[Interface dataset entries]
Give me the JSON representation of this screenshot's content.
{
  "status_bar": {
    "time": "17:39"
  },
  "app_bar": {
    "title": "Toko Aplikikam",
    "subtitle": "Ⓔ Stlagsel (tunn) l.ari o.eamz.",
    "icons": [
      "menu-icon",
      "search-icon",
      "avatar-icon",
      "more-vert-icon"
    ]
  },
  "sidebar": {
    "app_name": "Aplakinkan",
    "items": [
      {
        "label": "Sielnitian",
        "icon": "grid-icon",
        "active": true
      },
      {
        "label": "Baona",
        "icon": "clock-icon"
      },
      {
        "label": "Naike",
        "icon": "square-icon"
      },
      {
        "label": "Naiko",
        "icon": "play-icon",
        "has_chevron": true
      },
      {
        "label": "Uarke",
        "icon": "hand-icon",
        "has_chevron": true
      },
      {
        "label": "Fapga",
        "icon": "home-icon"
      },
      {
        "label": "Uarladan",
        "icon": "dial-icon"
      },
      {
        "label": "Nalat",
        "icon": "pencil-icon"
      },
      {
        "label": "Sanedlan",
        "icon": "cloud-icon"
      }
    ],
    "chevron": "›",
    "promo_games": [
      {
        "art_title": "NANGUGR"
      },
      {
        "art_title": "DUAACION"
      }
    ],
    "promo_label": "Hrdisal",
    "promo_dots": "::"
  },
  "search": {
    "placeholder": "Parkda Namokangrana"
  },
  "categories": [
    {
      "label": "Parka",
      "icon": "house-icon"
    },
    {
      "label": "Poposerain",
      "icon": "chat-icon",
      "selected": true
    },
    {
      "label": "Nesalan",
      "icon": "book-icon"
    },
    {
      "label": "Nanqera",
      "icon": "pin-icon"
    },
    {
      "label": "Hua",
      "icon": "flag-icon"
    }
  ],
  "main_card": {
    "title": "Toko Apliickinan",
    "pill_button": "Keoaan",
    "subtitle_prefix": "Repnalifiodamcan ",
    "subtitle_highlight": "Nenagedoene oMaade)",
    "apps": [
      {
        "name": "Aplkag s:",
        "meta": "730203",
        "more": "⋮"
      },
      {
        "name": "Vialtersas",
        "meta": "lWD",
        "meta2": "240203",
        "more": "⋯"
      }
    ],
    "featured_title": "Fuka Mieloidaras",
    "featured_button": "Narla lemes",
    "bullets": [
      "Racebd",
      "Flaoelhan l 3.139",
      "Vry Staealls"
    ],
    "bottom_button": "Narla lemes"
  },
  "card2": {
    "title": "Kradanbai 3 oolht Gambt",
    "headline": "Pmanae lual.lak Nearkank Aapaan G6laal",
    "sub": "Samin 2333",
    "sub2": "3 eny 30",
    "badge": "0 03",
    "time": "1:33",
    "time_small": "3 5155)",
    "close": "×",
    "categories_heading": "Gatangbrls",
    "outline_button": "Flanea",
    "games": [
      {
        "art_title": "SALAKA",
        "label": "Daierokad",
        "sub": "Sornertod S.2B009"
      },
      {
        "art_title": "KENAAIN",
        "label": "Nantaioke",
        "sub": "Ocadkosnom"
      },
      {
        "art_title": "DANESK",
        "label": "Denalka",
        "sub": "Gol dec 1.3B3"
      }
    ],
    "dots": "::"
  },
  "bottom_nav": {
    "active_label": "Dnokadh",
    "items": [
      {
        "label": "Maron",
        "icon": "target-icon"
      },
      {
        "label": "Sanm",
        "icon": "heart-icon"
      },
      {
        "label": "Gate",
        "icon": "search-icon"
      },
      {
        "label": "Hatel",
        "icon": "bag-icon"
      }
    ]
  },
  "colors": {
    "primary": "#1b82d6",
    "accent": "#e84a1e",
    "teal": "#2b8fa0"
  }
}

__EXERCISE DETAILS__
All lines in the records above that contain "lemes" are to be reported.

__RESPONSE__
    "featured_button": "Narla lemes",
    "bottom_button": "Narla lemes"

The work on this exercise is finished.